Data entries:
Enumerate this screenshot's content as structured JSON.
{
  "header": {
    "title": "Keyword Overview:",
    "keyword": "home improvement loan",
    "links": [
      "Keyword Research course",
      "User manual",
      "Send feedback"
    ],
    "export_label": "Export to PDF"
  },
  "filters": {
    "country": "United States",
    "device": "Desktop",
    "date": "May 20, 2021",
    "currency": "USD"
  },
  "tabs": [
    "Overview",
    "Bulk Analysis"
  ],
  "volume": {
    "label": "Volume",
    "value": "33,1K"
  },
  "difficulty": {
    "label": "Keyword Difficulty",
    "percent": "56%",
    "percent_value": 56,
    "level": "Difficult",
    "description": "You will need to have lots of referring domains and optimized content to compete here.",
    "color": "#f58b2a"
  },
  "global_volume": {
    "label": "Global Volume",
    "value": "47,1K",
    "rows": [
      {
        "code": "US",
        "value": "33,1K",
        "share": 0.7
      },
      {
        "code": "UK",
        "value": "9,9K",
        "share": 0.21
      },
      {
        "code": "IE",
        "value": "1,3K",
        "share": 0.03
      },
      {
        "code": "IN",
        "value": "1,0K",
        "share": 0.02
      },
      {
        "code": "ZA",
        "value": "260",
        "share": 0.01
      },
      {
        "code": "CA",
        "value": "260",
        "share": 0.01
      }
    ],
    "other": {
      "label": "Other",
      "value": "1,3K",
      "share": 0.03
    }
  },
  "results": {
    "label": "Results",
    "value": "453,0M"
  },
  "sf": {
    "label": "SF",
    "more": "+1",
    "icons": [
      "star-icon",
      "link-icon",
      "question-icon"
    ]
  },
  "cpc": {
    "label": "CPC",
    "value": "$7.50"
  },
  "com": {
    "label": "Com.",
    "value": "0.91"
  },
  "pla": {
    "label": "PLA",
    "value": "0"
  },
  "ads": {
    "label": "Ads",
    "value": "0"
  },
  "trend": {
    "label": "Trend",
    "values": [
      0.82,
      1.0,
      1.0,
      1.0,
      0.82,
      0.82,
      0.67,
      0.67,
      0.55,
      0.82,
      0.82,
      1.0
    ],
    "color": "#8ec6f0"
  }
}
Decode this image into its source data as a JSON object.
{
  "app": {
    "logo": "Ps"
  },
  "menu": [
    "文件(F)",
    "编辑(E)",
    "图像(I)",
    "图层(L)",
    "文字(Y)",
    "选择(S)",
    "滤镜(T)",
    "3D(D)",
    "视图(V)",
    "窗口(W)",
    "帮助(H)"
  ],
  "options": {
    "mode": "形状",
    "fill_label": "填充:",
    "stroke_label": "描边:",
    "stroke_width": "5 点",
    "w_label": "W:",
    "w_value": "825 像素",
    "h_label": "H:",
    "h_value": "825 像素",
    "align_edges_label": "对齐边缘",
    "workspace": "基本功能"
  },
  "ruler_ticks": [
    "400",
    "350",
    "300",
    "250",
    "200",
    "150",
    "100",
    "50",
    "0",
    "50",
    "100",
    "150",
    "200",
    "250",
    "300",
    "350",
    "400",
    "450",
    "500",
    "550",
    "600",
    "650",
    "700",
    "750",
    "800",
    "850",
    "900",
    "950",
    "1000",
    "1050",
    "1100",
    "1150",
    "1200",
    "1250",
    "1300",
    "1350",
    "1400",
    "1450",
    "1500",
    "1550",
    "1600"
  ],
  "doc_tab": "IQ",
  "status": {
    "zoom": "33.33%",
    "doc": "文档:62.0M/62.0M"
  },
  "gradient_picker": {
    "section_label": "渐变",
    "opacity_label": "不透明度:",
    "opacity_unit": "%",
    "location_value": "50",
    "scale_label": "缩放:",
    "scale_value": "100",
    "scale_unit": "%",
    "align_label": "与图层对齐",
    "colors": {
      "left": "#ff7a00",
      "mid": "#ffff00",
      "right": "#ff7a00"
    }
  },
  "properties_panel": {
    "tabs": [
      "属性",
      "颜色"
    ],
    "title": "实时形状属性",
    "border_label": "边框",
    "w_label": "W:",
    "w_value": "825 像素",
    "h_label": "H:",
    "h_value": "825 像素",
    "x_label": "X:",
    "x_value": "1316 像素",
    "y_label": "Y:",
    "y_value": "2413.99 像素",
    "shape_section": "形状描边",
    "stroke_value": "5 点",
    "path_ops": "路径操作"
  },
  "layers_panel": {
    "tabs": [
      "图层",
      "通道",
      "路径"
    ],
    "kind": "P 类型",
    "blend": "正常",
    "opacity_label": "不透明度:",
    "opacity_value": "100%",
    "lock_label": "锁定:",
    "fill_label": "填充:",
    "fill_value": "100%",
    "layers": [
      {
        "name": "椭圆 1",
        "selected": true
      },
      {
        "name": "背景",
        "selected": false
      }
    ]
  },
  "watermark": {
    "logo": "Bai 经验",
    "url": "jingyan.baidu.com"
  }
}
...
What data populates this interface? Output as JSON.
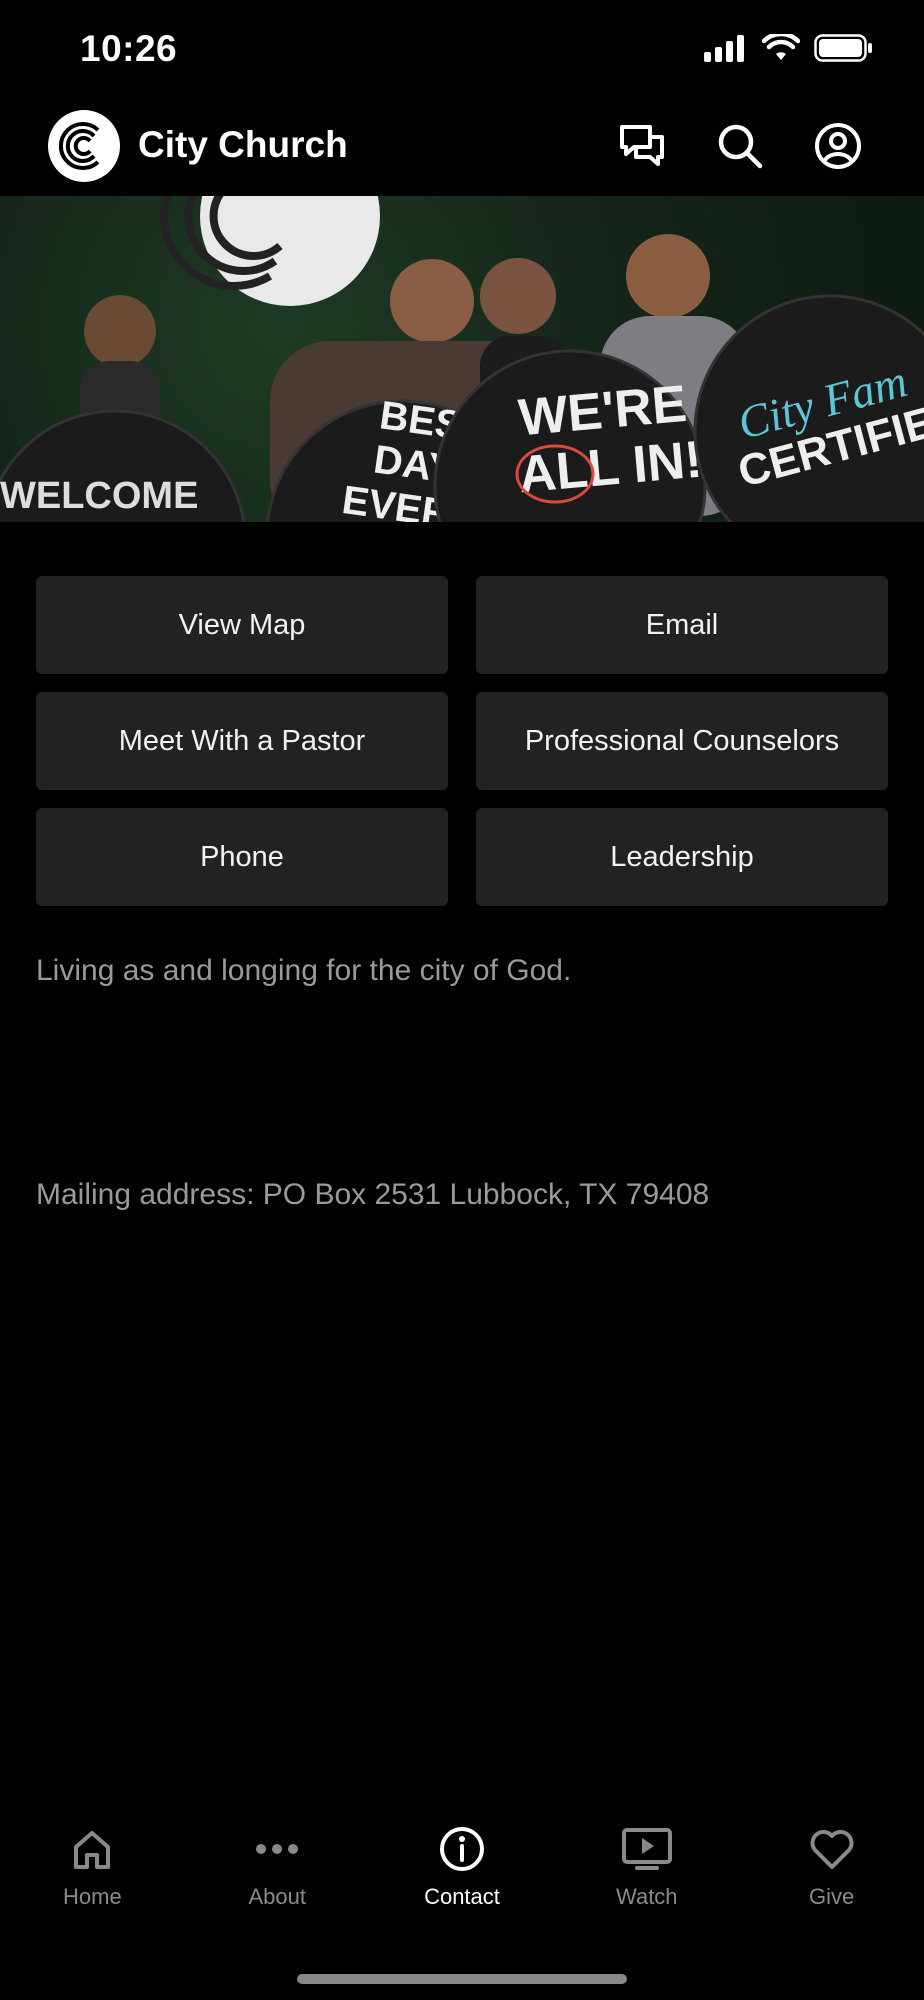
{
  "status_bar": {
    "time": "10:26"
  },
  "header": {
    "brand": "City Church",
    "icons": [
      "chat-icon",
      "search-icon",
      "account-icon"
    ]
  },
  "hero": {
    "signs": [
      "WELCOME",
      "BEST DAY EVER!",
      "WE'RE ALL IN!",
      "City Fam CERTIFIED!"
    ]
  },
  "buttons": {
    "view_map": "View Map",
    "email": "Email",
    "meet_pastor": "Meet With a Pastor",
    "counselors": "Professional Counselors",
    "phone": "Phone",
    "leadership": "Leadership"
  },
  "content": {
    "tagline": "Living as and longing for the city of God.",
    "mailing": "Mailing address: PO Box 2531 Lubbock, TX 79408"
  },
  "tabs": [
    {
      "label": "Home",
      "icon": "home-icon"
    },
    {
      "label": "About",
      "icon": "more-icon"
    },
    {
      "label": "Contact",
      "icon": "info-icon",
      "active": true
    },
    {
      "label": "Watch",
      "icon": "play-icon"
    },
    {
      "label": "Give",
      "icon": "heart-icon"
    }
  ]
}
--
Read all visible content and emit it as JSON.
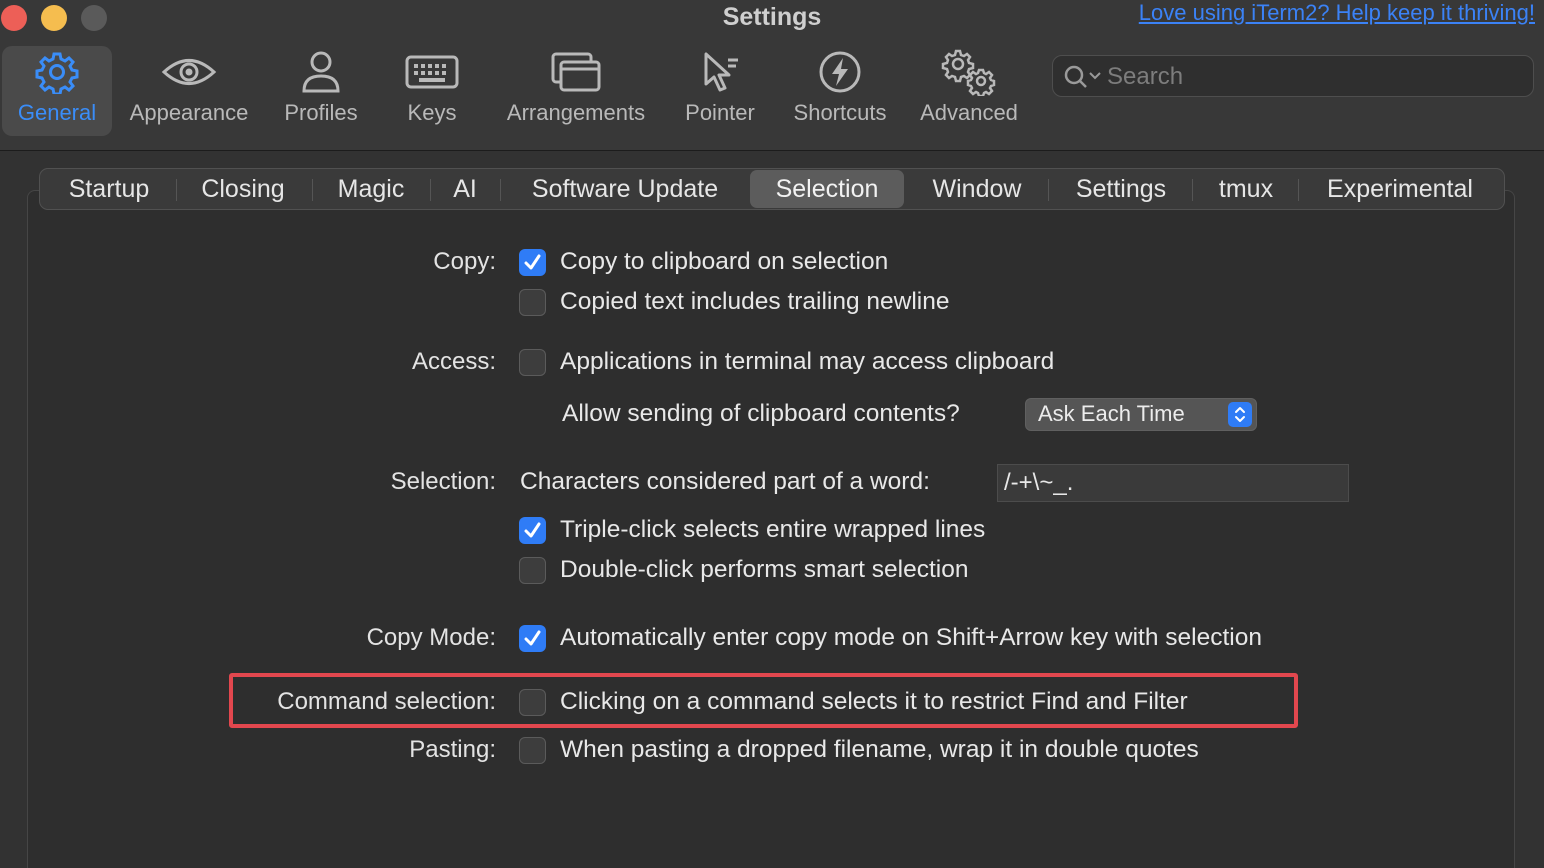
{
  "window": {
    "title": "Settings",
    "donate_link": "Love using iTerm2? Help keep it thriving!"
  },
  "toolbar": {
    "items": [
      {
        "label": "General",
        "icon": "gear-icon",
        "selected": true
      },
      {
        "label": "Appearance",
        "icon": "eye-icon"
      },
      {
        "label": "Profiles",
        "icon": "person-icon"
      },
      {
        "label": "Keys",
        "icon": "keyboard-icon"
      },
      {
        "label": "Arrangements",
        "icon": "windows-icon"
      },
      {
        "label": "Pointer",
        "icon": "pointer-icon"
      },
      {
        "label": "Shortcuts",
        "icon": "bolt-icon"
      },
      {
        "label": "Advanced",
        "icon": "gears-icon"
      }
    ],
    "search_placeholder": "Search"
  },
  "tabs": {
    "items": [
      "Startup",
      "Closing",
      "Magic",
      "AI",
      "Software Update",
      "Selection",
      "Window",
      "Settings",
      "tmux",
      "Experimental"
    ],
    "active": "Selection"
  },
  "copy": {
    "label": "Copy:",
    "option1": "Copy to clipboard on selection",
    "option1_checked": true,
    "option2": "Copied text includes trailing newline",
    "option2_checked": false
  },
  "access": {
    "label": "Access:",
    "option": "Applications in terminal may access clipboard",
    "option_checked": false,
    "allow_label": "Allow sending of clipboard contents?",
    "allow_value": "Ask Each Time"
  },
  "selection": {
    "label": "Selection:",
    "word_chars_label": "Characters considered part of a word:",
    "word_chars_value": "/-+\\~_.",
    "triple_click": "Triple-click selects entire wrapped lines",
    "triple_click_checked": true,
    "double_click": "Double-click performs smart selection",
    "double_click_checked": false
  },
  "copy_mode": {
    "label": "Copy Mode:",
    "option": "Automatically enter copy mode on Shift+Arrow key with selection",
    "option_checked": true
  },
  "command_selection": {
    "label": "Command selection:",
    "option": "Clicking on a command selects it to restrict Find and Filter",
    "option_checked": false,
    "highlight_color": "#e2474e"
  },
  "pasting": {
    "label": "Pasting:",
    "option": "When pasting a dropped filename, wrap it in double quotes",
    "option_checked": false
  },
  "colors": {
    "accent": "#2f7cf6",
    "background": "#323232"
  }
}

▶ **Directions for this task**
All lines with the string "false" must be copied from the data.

▶ **Exercise solution**
        "selected": false
    "option2_checked": false
    "option_checked": false,
    "double_click_checked": false
    "option_checked": false,
    "option_checked": false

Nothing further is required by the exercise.